For anyone with a decent memory (or access to google) the housing bubble was a period littered with media stories shilling the glories of endless house appreciation from a calvacade of experts and industry insiders whose opinions were never met with opposition in print. The New York Times was at the forefront of this movement, giving itself over to almost daily shilling from the National Association of Realtors and experts like David Lereah who saw nothing but perpetual appreciation for housing with no consequences to speak of.

Now that housing is crashing, the New York Times sees it fit to join the "told you so" crowd, lashing out at experts, the very experts they chose to cite over and over in their articles, for having not foreseen the bubble. Let's tune in:

ONE great puzzle about the recent housing bubble is why even most experts didn’t recognize the bubble as it was forming...The failure to recognize the housing bubble is the core reason for the collapsing house of cards we are seeing in financial markets in the United States and around the world.

It seems the height of hypocrisy that the NYT, an entity which repeatedly chose to cite individuals who had a vested interest in perpetuating the housing bubble over the contrarian experts who accurately predicted what was to happen, yet that the NYT is coming away from all of this criticizing the very experts they chose to showcase.
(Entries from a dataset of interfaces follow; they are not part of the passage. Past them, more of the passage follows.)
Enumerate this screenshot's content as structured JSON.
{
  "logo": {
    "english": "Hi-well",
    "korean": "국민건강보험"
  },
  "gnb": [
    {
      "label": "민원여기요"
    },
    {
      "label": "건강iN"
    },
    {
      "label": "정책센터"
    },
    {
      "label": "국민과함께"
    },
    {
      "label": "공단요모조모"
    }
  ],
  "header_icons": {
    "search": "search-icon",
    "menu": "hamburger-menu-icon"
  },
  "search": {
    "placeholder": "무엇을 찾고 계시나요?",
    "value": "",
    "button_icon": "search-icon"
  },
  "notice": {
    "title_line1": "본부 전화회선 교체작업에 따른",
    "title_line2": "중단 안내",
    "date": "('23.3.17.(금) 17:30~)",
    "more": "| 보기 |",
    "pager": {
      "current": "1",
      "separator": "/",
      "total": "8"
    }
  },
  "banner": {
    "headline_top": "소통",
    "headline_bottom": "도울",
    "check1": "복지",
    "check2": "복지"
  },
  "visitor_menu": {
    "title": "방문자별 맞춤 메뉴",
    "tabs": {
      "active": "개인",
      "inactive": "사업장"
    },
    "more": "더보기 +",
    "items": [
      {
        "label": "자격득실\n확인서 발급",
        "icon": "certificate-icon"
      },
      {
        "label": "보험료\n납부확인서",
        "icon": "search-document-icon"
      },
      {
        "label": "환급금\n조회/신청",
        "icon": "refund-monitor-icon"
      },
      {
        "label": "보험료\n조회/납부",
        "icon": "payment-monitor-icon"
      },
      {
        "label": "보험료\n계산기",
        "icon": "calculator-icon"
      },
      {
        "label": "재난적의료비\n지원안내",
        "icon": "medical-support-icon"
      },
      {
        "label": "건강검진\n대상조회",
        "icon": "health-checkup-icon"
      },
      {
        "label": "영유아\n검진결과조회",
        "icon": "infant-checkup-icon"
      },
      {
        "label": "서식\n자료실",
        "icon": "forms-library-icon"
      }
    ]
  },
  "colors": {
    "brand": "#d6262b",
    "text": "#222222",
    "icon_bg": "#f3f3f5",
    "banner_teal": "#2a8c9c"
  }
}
In fact, even this week the Times is still going to the same losers for more expert advice. Is it any wonder what the outcome will be?

Furthermore, these people are being influenced by agencies like the National Association of Realtors, which is conducting a public-relations campaign intended to show that putting money into housing is a reliable way to build wealth. Under these circumstances, it’s easy to understand how even experts could come to believe that housing is a spectacular investment.

This is clearly the most offensive bit of the article since, as was mentioned before, anyone with a decent memory will vividly remember near daily quotes from experts at the NAR, published in the NYT, regarding the housing outlook (the NAR, for those not in the know, is infamous for inaccurately predicting outcomes and projecting overly optimistic economic outlooks).

The fundamental problem is that the information obtained by any individual — even one as well-placed as the chairman of the Federal Reserve — is bound to be incomplete.

It's not entirely clear what this statement is intended to mean, but I take it as an excuse for the Fed chairman having missed the housing bubble. When so many contrarian economists were sounding the alarm, there's no excuse for anyone to have not seen what was coming, particularly the Fed chairman. The idea that the Fed chairman has inadequate information is just ridiculous.

It is clear that just such an information cascade helped to create the housing bubble.

I couldn't agree more. The New York Times stands guilty.

There is a slight catch to all of this, that this article was written by Robert Shiller, one of the economists who actually did foresee the problems with housing. Unfortunately though, the New York Times having ran this piece can be seen as an obvious attempt to wash over their hypocrisy with Mr. Shiller's credibility. Fortunately for us, we're not so easily taken.